• _What is expected_
Leave out all pictures while repeating the records exactly and completely.

• _Recorded data_
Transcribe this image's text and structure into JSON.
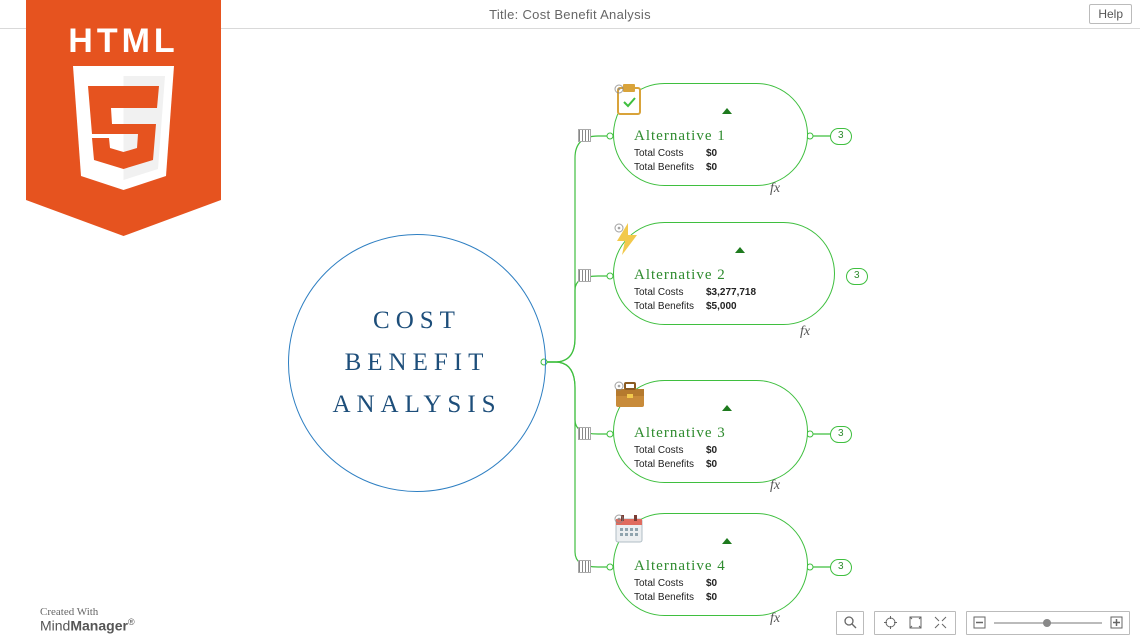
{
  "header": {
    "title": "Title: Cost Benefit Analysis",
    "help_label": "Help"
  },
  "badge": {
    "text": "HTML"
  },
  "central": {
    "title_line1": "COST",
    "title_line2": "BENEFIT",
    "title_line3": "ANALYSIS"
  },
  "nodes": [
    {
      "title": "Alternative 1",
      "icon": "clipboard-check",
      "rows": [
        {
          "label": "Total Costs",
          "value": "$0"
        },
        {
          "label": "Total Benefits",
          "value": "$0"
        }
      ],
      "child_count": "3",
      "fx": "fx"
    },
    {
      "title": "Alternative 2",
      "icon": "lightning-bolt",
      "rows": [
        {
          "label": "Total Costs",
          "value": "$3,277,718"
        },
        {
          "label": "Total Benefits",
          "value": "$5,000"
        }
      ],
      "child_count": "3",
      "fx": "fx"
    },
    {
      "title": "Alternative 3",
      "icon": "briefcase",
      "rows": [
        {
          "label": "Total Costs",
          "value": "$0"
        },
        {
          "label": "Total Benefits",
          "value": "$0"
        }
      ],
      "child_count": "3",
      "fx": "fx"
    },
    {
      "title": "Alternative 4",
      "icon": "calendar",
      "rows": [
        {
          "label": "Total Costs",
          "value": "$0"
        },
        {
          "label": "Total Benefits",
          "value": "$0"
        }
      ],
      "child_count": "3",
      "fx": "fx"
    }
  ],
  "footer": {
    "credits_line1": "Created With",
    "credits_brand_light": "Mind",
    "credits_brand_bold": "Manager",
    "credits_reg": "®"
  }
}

• _Solution for this exercise_
Transcribe this image's text and structure into JSON.
{
  "header": {
    "title": "Title: Cost Benefit Analysis",
    "help_label": "Help"
  },
  "badge": {
    "text": "HTML"
  },
  "central": {
    "title_line1": "COST",
    "title_line2": "BENEFIT",
    "title_line3": "ANALYSIS"
  },
  "nodes": [
    {
      "title": "Alternative 1",
      "icon": "clipboard-check",
      "rows": [
        {
          "label": "Total Costs",
          "value": "$0"
        },
        {
          "label": "Total Benefits",
          "value": "$0"
        }
      ],
      "child_count": "3",
      "fx": "fx"
    },
    {
      "title": "Alternative 2",
      "icon": "lightning-bolt",
      "rows": [
        {
          "label": "Total Costs",
          "value": "$3,277,718"
        },
        {
          "label": "Total Benefits",
          "value": "$5,000"
        }
      ],
      "child_count": "3",
      "fx": "fx"
    },
    {
      "title": "Alternative 3",
      "icon": "briefcase",
      "rows": [
        {
          "label": "Total Costs",
          "value": "$0"
        },
        {
          "label": "Total Benefits",
          "value": "$0"
        }
      ],
      "child_count": "3",
      "fx": "fx"
    },
    {
      "title": "Alternative 4",
      "icon": "calendar",
      "rows": [
        {
          "label": "Total Costs",
          "value": "$0"
        },
        {
          "label": "Total Benefits",
          "value": "$0"
        }
      ],
      "child_count": "3",
      "fx": "fx"
    }
  ],
  "footer": {
    "credits_line1": "Created With",
    "credits_brand_light": "Mind",
    "credits_brand_bold": "Manager",
    "credits_reg": "®"
  }
}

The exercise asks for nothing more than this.